Recently I had a conversation with Ganga of Vegeyum. She wanted to know what was Paruppu Puttu, as said by Meenakshi Ammal. I knew paruppu puttu was more of a sweet. However MA seems to have referred regular Vegetable Usli as this as well. Well if she has said maybe it must be true as well. Can't dispute with a great cook like her. Though I told Ganga that these names and references could change among different communities as well.

Still I feel happy that Ukkarai can also be called as Paruppu Puttu



All the dals dry roasted separately


Cooled, soaked and dried. Finally ground to a smooth or little coarse paste

Steamed as balls for 15 mins. Then grated to a fine pieces.

Making the Jaggary Syrup






Ukkarai | Okkarai | Paruppu Puttu

Ingredients Needed:

Channa Dal/ Bengal Gram - 1/2 cup
Toor Dal - 1/4 cup
Split Yellow Moong Dal - 1/4 cup (Or you can use only channa dhal also)
Grated Fresh coconut - 3/4 cup

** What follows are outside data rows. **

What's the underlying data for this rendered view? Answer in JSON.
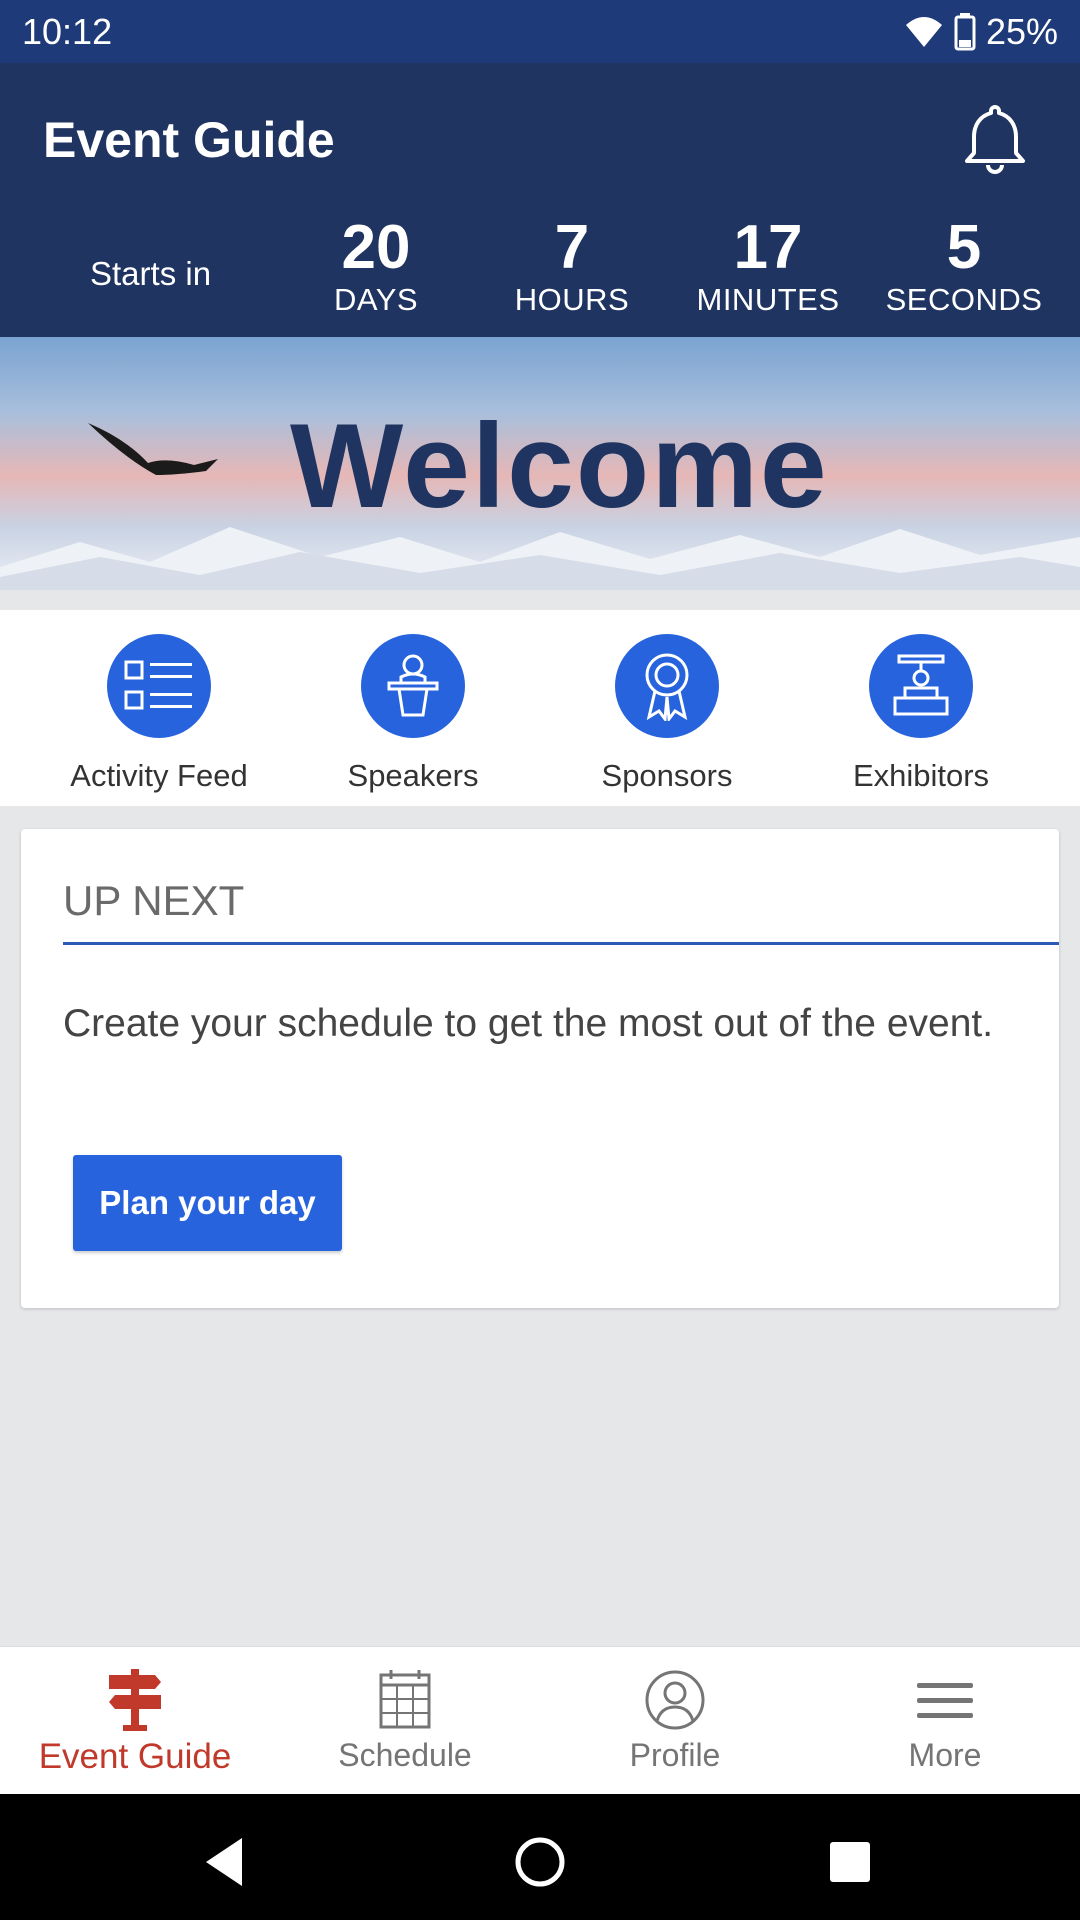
{
  "status_bar": {
    "time": "10:12",
    "battery": "25%"
  },
  "header": {
    "title": "Event Guide",
    "countdown": {
      "label": "Starts in",
      "units": [
        {
          "value": "20",
          "label": "DAYS"
        },
        {
          "value": "7",
          "label": "HOURS"
        },
        {
          "value": "17",
          "label": "MINUTES"
        },
        {
          "value": "5",
          "label": "SECONDS"
        }
      ]
    }
  },
  "banner": {
    "text": "Welcome"
  },
  "quick_nav": [
    {
      "label": "Activity Feed",
      "icon": "list-icon"
    },
    {
      "label": "Speakers",
      "icon": "podium-speaker-icon"
    },
    {
      "label": "Sponsors",
      "icon": "ribbon-award-icon"
    },
    {
      "label": "Exhibitors",
      "icon": "booth-icon"
    }
  ],
  "up_next": {
    "title": "UP NEXT",
    "message": "Create your schedule to get the most out of the event.",
    "button_label": "Plan your day"
  },
  "tabs": [
    {
      "label": "Event Guide",
      "icon": "signpost-icon",
      "active": true
    },
    {
      "label": "Schedule",
      "icon": "calendar-icon",
      "active": false
    },
    {
      "label": "Profile",
      "icon": "profile-icon",
      "active": false
    },
    {
      "label": "More",
      "icon": "menu-icon",
      "active": false
    }
  ],
  "colors": {
    "status_bar": "#1e3a78",
    "header": "#1f3460",
    "accent": "#2763dc",
    "active_tab": "#c0392b"
  }
}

Vellam/Jaggery - 1 cup (or more as per your taste)
Cardamom powder - 1/4 tsp
Fried Cashews - 5 -6
Ghee - 3 tbsp

How to make Ukkarai:

In a non stick pan, dry roast the dals separately. Once they are roasted well, remove and cool. Then wash and soak in water for 2 -3 hours. Drain the water and leave it in colander for at least 30 minutes. Grind it in the grinder without adding water. The dal need not be very smooth but not very grainy too, more like the dal mix you make for Usli. When you touch the batter it will not stick to your hand.

Remove it and steam cook this batter in the idli plates for about 12-15 minutes.

Let it cool. Then grate into fine pieces.

In 1 tsp ghee, roast the cashews first then roast the grated coconut till golden brown. Keep it aside.

For making the Jaggary Syrup

Now take a thick bottom vessel and boil the jaggery with 1/2 cup of water. Strain for impurities. Leave it to boil again till you reach soft ball consistency. 

When you drop the syrup in 1 tsp water, you must be able to form a soft ball. 

At this stage, add the cardamon powder, coconut and the grated steamed batter. Mix well adding ghee in instalments. 

As the batter is already steam cooked, it may not take more than 3-4 minutes. Keep stirring to ensure it doesn't brown at the bottom.

When the dal leaves the sides, the halwa/ puttu is ready. Garnish with cashews


Notes:

Adding ghee a tsp at a time, makes sure you don't add too much. I added only about 2 tbsp. If you want more ghee you can always add it.

This was almost like the moong dal halwa, however the taste of coconut and all the dals makes this an unique sweet for Deepavali





Logo courtesy : Preeti

Check out the Blogging Marathon page for the other Blogging Marathoners doing BM# 32

Read more...

Related Posts Plugin for WordPress, Blogger...
Very Good Recipes
You can find my recipes on Very Good Recipes

myTaste.in

Cooking 4 all Seasons

  © Blogger template Palm by Ourblogtemplates.com 2008

Back to TOP